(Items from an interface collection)
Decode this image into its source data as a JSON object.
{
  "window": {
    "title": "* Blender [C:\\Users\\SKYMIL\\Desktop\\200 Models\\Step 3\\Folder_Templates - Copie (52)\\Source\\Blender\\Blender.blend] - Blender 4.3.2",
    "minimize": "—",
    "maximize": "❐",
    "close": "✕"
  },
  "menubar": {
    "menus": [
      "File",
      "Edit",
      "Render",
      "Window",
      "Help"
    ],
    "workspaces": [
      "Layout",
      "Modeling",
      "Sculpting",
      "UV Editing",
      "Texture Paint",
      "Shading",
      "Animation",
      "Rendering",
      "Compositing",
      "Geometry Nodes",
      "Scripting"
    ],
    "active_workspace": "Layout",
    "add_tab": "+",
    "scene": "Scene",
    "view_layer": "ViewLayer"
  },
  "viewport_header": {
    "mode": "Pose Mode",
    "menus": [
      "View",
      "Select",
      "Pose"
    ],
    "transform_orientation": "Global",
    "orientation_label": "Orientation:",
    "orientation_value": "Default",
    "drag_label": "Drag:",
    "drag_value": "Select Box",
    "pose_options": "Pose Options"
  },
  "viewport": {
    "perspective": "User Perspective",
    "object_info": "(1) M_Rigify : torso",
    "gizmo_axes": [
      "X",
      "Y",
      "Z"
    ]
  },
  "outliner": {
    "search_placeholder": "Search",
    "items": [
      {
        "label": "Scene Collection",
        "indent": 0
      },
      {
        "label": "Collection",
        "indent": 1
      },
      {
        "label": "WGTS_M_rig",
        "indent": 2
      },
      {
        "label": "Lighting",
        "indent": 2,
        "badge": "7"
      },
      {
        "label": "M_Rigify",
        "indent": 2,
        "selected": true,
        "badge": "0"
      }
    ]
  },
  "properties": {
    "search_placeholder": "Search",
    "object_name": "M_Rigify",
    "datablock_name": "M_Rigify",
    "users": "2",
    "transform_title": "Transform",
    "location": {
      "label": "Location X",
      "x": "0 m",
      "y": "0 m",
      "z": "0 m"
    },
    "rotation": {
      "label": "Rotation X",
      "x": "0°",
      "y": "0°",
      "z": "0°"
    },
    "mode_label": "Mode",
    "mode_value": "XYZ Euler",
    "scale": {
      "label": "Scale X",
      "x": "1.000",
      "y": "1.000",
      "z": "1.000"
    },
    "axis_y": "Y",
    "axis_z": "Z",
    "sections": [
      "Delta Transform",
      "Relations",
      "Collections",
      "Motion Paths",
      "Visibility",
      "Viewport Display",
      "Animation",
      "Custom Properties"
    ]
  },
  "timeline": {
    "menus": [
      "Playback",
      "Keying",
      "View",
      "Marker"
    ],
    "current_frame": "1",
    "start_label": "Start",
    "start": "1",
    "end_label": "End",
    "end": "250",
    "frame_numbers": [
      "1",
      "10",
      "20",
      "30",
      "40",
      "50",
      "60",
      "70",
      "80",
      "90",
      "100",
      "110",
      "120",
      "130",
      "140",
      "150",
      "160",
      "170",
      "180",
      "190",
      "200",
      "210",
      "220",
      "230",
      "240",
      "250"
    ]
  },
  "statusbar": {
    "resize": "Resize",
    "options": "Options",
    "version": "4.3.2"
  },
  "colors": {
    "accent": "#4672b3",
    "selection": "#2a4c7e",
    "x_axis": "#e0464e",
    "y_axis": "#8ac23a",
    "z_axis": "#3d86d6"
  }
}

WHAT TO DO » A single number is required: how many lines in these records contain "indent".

EXPECTED ANSWER » 5